Settling on a side street trattoria tucked away from the hustle and bustle of the centre we enjoyed our own slice of la dolce vita, watching the world go by.

amalfi town map

📷 by Em – The first laws of the sea were written in Amalfi and they like to claim that they invented the modern compass too. But this has been disproven. 

Back on the coach well in time for the scheduled departure, Sasa came back over the tinny mic again to let us know the next stop would be in Ravello, where we would be having lunch at the Hotel Giordano, just outside of the main town.

Gorging on more spectacular coastal views while eating delicious fresh pasta, washed down with cold, crisp, locally made wine, lunch was a relaxing drawn-out affair. Before we knew it we were back on the coach again after a short walk to where it was parked (narrow roads a-plenty up in Ravello) and made the short trip to the centre.

Being now thoroughly smitten with all things Amalfi Coast related, I was expecting the same pretty sights of the sea and surrounding hillsides as we approached central Ravello.

I was wrong.

It was that and much much more.

Ravello Italy

📷 by Em – My pics of Ravello are pants, best bet is to go see the beauty for yourselves. 

The views on offer in Ravello are so breath-taking that no words can possibly do it justice and I’m not even going to bother to try. Seeing this secret treasure of a town for yourself is a must to understand how stunning it is. Not only has this tiny patch of heaven- on- earth hosted a deluge of the rich and renowned (Jackie Kennedy, Winston Churchill and Richard Wagner to name but a few) it’s provided endless inspiration for artists, musicians and writers throughout the ages. Ravello has a history of capturing hearts and it can certainly add mine to the list.

ravello amalfi coast

📷 by Em – Sasa with his jolly red umbrella outside of the Villa Rufolo. 

Wandering round the piazza and passing the Villa Rufolo, we walked to a café at the edge of the square for another coffee and soak up even more of the other-worldly landscape. Clutching frothy cappuccinos the girls and I kept grinning at each other, continuously expressing our awe and amazement that a place like this could be real.

Late afternoon eventually rolled around which signalled the end of excursion. Back on the coach again and settled in our seats, a sated silence fell over our group as the most peacefully dozed for the hour and bit return drive to our starting points in Sorrento.

I plugged in my headphones, closed my eyes and mentally replayed the last eight hours.

What day.

What a tour.

And when can I go back?

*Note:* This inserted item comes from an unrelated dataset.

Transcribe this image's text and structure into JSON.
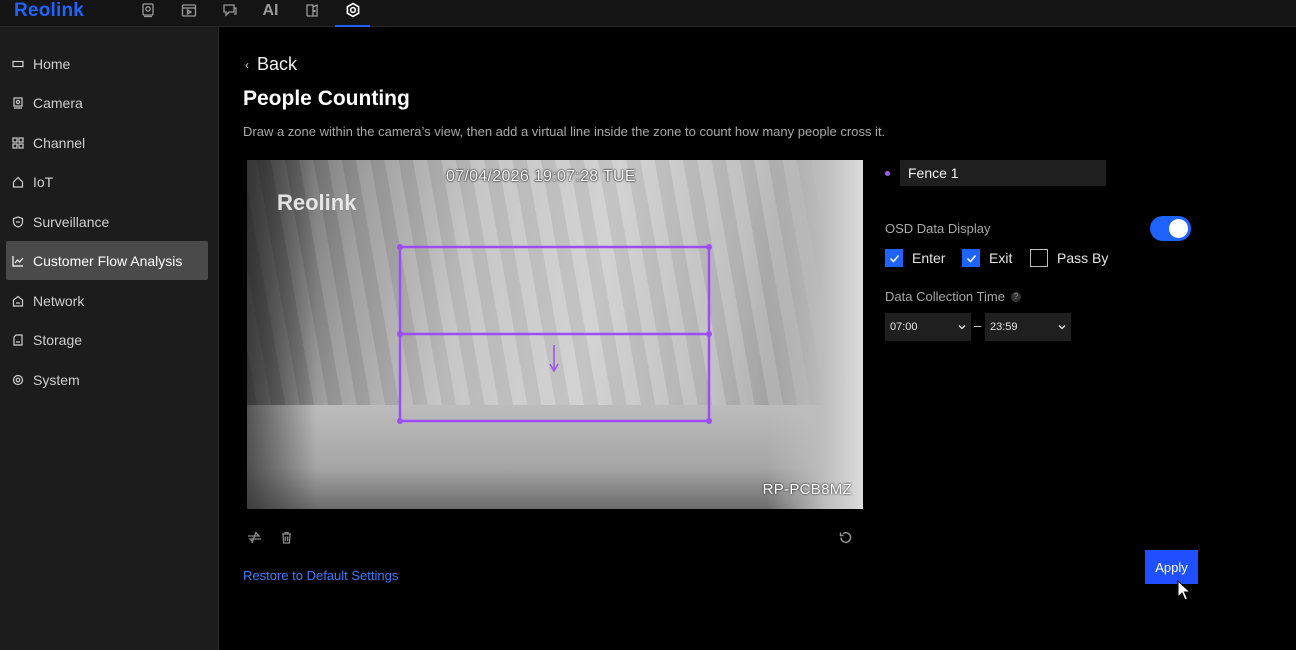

Nearly two weeks ago I did go back on my own, nine months later from this trip, and was lucky enough to share the Amalfi Coast drive all over again with my bestest pal D. 

We love you 🇮🇹

Review: Amalfi Coast Drive from Sorrento